• **Records from a dataset**:
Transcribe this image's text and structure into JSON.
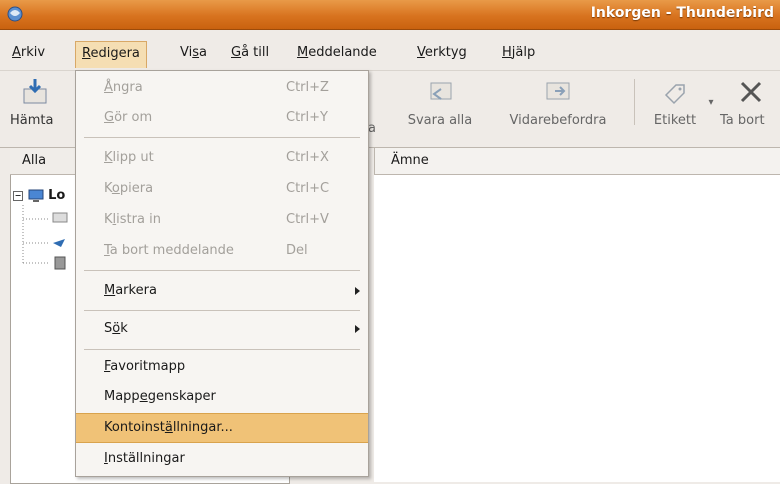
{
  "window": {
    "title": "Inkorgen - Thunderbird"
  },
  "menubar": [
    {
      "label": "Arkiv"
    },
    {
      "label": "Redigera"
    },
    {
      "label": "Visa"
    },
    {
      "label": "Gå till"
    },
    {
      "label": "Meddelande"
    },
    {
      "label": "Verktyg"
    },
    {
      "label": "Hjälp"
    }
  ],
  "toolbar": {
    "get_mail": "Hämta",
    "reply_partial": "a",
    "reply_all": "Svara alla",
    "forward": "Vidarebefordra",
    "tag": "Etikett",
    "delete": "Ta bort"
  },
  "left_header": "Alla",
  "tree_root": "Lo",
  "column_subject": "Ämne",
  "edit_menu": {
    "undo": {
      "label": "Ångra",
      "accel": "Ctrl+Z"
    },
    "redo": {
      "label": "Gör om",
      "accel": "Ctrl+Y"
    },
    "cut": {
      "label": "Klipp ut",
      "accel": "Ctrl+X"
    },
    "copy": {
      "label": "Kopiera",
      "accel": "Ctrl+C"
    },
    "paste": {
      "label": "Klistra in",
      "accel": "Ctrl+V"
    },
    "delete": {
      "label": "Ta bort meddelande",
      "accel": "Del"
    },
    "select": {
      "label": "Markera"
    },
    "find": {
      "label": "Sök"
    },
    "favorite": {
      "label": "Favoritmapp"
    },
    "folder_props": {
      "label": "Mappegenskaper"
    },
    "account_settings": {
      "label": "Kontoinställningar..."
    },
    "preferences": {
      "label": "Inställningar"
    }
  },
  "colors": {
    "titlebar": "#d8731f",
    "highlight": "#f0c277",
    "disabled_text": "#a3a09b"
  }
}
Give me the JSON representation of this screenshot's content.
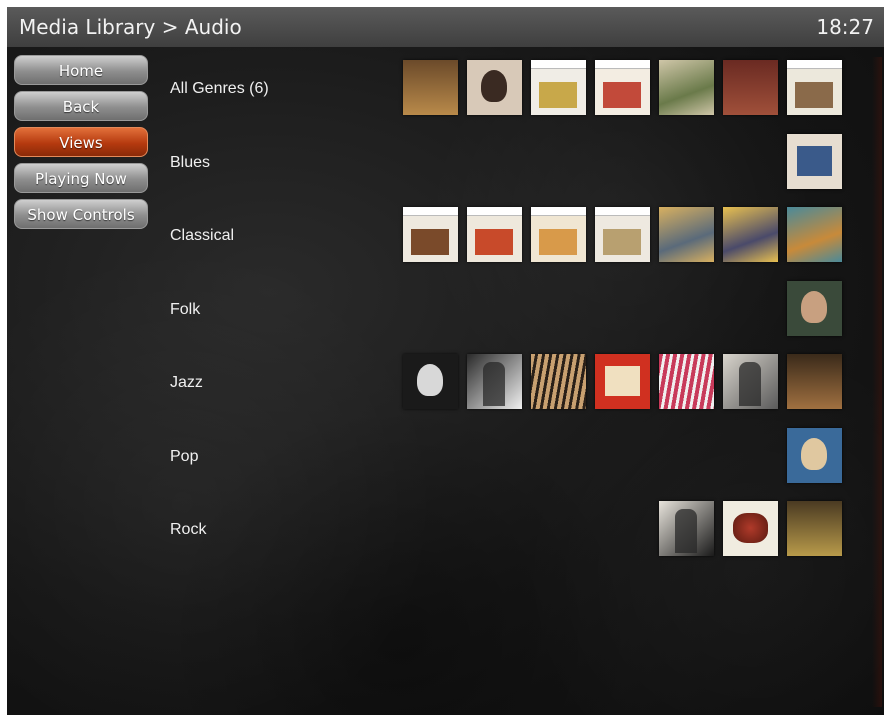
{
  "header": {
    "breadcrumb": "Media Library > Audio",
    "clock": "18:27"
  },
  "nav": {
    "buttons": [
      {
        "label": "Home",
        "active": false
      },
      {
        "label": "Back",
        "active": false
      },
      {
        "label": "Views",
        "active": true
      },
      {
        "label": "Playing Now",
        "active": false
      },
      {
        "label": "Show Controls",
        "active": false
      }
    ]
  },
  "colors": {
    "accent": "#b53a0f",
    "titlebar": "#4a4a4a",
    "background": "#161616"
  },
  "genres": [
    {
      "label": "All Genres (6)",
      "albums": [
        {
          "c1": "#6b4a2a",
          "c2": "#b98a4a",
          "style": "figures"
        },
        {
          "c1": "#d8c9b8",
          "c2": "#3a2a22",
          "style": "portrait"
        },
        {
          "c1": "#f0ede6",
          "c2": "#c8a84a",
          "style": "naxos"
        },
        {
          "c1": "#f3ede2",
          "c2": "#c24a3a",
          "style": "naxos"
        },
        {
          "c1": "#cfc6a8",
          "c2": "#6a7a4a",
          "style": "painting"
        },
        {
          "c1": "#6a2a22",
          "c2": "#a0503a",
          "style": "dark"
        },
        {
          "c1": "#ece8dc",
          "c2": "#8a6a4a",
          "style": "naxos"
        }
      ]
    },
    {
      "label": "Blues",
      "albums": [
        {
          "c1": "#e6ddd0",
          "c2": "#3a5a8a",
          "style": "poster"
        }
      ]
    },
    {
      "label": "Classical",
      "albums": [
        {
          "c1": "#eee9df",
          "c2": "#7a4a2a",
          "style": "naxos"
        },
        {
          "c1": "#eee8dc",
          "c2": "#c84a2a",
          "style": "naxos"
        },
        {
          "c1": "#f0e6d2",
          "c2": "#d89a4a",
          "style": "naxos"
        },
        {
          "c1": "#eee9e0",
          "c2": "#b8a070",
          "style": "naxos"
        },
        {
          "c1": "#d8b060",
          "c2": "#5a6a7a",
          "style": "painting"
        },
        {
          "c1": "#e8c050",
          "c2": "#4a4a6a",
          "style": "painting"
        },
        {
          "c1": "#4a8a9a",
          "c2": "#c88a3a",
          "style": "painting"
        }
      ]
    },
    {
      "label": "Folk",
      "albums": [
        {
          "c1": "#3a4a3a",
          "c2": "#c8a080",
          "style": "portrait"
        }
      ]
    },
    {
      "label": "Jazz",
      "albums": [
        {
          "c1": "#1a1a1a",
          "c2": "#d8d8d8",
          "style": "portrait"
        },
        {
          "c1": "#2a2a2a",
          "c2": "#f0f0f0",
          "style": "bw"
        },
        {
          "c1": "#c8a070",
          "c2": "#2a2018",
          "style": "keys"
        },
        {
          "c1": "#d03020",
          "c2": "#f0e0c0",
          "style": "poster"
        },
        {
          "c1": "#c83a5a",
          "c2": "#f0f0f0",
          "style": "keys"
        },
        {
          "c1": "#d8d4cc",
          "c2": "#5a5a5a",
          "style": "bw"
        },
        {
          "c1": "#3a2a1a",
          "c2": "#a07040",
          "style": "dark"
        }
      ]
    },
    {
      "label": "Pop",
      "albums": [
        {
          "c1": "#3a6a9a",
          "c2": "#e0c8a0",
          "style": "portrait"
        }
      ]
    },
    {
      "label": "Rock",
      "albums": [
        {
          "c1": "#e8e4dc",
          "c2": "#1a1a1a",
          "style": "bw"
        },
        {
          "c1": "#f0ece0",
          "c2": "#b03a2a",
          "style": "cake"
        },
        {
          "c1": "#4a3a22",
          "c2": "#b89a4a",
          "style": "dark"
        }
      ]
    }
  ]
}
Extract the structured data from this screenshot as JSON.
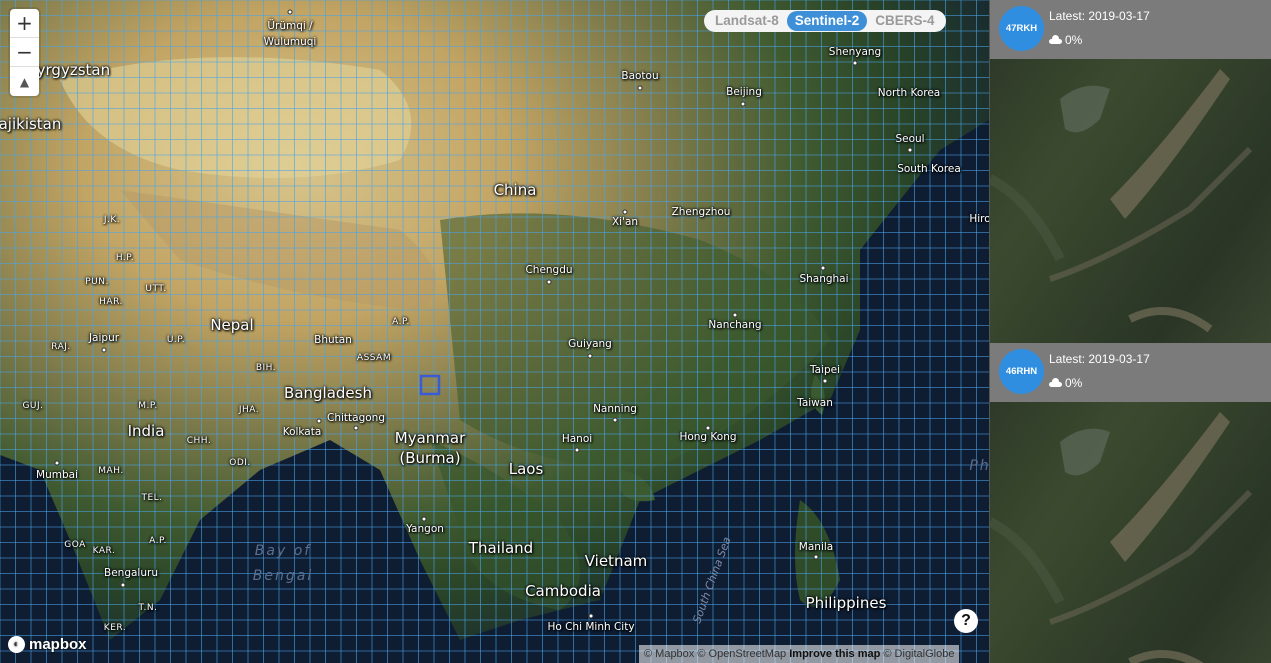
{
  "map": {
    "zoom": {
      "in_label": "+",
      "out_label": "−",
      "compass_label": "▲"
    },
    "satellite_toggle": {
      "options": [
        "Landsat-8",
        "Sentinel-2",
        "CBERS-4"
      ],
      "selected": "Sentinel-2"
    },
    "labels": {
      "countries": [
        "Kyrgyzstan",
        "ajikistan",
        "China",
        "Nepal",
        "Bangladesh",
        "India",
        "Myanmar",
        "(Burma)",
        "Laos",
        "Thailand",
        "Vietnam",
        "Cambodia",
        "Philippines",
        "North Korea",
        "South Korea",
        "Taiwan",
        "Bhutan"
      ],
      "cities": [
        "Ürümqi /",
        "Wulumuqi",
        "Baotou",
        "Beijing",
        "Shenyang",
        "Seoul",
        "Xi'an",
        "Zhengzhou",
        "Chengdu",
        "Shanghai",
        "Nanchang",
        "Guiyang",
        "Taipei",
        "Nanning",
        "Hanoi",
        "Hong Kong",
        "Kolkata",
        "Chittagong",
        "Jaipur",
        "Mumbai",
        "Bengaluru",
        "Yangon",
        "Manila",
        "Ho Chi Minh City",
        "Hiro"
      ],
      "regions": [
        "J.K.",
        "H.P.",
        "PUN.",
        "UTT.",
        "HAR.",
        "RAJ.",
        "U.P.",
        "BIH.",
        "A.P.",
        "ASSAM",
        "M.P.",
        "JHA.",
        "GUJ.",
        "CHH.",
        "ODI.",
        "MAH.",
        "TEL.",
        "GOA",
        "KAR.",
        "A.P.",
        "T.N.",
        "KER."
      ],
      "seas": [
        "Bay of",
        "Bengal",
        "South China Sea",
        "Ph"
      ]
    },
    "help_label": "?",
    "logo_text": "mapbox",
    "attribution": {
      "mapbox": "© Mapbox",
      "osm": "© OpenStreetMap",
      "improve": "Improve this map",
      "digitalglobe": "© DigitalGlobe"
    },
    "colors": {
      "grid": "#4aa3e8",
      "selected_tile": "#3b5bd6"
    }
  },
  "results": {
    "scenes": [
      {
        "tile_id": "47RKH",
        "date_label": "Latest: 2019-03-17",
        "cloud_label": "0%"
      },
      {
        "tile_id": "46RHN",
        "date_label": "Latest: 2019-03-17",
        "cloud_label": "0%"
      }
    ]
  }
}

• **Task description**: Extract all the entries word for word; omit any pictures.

• **Exercise solution**:
Transcribe this image's text and structure into JSON.
{
  "window": {
    "title": "Inkorgen - Thunderbird"
  },
  "menubar": [
    {
      "label": "Arkiv"
    },
    {
      "label": "Redigera"
    },
    {
      "label": "Visa"
    },
    {
      "label": "Gå till"
    },
    {
      "label": "Meddelande"
    },
    {
      "label": "Verktyg"
    },
    {
      "label": "Hjälp"
    }
  ],
  "toolbar": {
    "get_mail": "Hämta",
    "reply_partial": "a",
    "reply_all": "Svara alla",
    "forward": "Vidarebefordra",
    "tag": "Etikett",
    "delete": "Ta bort"
  },
  "left_header": "Alla",
  "tree_root": "Lo",
  "column_subject": "Ämne",
  "edit_menu": {
    "undo": {
      "label": "Ångra",
      "accel": "Ctrl+Z"
    },
    "redo": {
      "label": "Gör om",
      "accel": "Ctrl+Y"
    },
    "cut": {
      "label": "Klipp ut",
      "accel": "Ctrl+X"
    },
    "copy": {
      "label": "Kopiera",
      "accel": "Ctrl+C"
    },
    "paste": {
      "label": "Klistra in",
      "accel": "Ctrl+V"
    },
    "delete": {
      "label": "Ta bort meddelande",
      "accel": "Del"
    },
    "select": {
      "label": "Markera"
    },
    "find": {
      "label": "Sök"
    },
    "favorite": {
      "label": "Favoritmapp"
    },
    "folder_props": {
      "label": "Mappegenskaper"
    },
    "account_settings": {
      "label": "Kontoinställningar..."
    },
    "preferences": {
      "label": "Inställningar"
    }
  },
  "colors": {
    "titlebar": "#d8731f",
    "highlight": "#f0c277",
    "disabled_text": "#a3a09b"
  }
}
Give me the JSON representation of this screenshot's content.
{
  "header": {
    "breadcrumb": "Media Library > Audio",
    "clock": "18:27"
  },
  "nav": {
    "buttons": [
      {
        "label": "Home",
        "active": false
      },
      {
        "label": "Back",
        "active": false
      },
      {
        "label": "Views",
        "active": true
      },
      {
        "label": "Playing Now",
        "active": false
      },
      {
        "label": "Show Controls",
        "active": false
      }
    ]
  },
  "colors": {
    "accent": "#b53a0f",
    "titlebar": "#4a4a4a",
    "background": "#161616"
  },
  "genres": [
    {
      "label": "All Genres (6)",
      "albums": [
        {
          "c1": "#6b4a2a",
          "c2": "#b98a4a",
          "style": "figures"
        },
        {
          "c1": "#d8c9b8",
          "c2": "#3a2a22",
          "style": "portrait"
        },
        {
          "c1": "#f0ede6",
          "c2": "#c8a84a",
          "style": "naxos"
        },
        {
          "c1": "#f3ede2",
          "c2": "#c24a3a",
          "style": "naxos"
        },
        {
          "c1": "#cfc6a8",
          "c2": "#6a7a4a",
          "style": "painting"
        },
        {
          "c1": "#6a2a22",
          "c2": "#a0503a",
          "style": "dark"
        },
        {
          "c1": "#ece8dc",
          "c2": "#8a6a4a",
          "style": "naxos"
        }
      ]
    },
    {
      "label": "Blues",
      "albums": [
        {
          "c1": "#e6ddd0",
          "c2": "#3a5a8a",
          "style": "poster"
        }
      ]
    },
    {
      "label": "Classical",
      "albums": [
        {
          "c1": "#eee9df",
          "c2": "#7a4a2a",
          "style": "naxos"
        },
        {
          "c1": "#eee8dc",
          "c2": "#c84a2a",
          "style": "naxos"
        },
        {
          "c1": "#f0e6d2",
          "c2": "#d89a4a",
          "style": "naxos"
        },
        {
          "c1": "#eee9e0",
          "c2": "#b8a070",
          "style": "naxos"
        },
        {
          "c1": "#d8b060",
          "c2": "#5a6a7a",
          "style": "painting"
        },
        {
          "c1": "#e8c050",
          "c2": "#4a4a6a",
          "style": "painting"
        },
        {
          "c1": "#4a8a9a",
          "c2": "#c88a3a",
          "style": "painting"
        }
      ]
    },
    {
      "label": "Folk",
      "albums": [
        {
          "c1": "#3a4a3a",
          "c2": "#c8a080",
          "style": "portrait"
        }
      ]
    },
    {
      "label": "Jazz",
      "albums": [
        {
          "c1": "#1a1a1a",
          "c2": "#d8d8d8",
          "style": "portrait"
        },
        {
          "c1": "#2a2a2a",
          "c2": "#f0f0f0",
          "style": "bw"
        },
        {
          "c1": "#c8a070",
          "c2": "#2a2018",
          "style": "keys"
        },
        {
          "c1": "#d03020",
          "c2": "#f0e0c0",
          "style": "poster"
        },
        {
          "c1": "#c83a5a",
          "c2": "#f0f0f0",
          "style": "keys"
        },
        {
          "c1": "#d8d4cc",
          "c2": "#5a5a5a",
          "style": "bw"
        },
        {
          "c1": "#3a2a1a",
          "c2": "#a07040",
          "style": "dark"
        }
      ]
    },
    {
      "label": "Pop",
      "albums": [
        {
          "c1": "#3a6a9a",
          "c2": "#e0c8a0",
          "style": "portrait"
        }
      ]
    },
    {
      "label": "Rock",
      "albums": [
        {
          "c1": "#e8e4dc",
          "c2": "#1a1a1a",
          "style": "bw"
        },
        {
          "c1": "#f0ece0",
          "c2": "#b03a2a",
          "style": "cake"
        },
        {
          "c1": "#4a3a22",
          "c2": "#b89a4a",
          "style": "dark"
        }
      ]
    }
  ]
}
Extract the structured data from this screenshot as JSON.
{
  "map": {
    "zoom": {
      "in_label": "+",
      "out_label": "−",
      "compass_label": "▲"
    },
    "satellite_toggle": {
      "options": [
        "Landsat-8",
        "Sentinel-2",
        "CBERS-4"
      ],
      "selected": "Sentinel-2"
    },
    "labels": {
      "countries": [
        "Kyrgyzstan",
        "ajikistan",
        "China",
        "Nepal",
        "Bangladesh",
        "India",
        "Myanmar",
        "(Burma)",
        "Laos",
        "Thailand",
        "Vietnam",
        "Cambodia",
        "Philippines",
        "North Korea",
        "South Korea",
        "Taiwan",
        "Bhutan"
      ],
      "cities": [
        "Ürümqi /",
        "Wulumuqi",
        "Baotou",
        "Beijing",
        "Shenyang",
        "Seoul",
        "Xi'an",
        "Zhengzhou",
        "Chengdu",
        "Shanghai",
        "Nanchang",
        "Guiyang",
        "Taipei",
        "Nanning",
        "Hanoi",
        "Hong Kong",
        "Kolkata",
        "Chittagong",
        "Jaipur",
        "Mumbai",
        "Bengaluru",
        "Yangon",
        "Manila",
        "Ho Chi Minh City",
        "Hiro"
      ],
      "regions": [
        "J.K.",
        "H.P.",
        "PUN.",
        "UTT.",
        "HAR.",
        "RAJ.",
        "U.P.",
        "BIH.",
        "A.P.",
        "ASSAM",
        "M.P.",
        "JHA.",
        "GUJ.",
        "CHH.",
        "ODI.",
        "MAH.",
        "TEL.",
        "GOA",
        "KAR.",
        "A.P.",
        "T.N.",
        "KER."
      ],
      "seas": [
        "Bay of",
        "Bengal",
        "South China Sea",
        "Ph"
      ]
    },
    "help_label": "?",
    "logo_text": "mapbox",
    "attribution": {
      "mapbox": "© Mapbox",
      "osm": "© OpenStreetMap",
      "improve": "Improve this map",
      "digitalglobe": "© DigitalGlobe"
    },
    "colors": {
      "grid": "#4aa3e8",
      "selected_tile": "#3b5bd6"
    }
  },
  "results": {
    "scenes": [
      {
        "tile_id": "47RKH",
        "date_label": "Latest: 2019-03-17",
        "cloud_label": "0%"
      },
      {
        "tile_id": "46RHN",
        "date_label": "Latest: 2019-03-17",
        "cloud_label": "0%"
      }
    ]
  }
}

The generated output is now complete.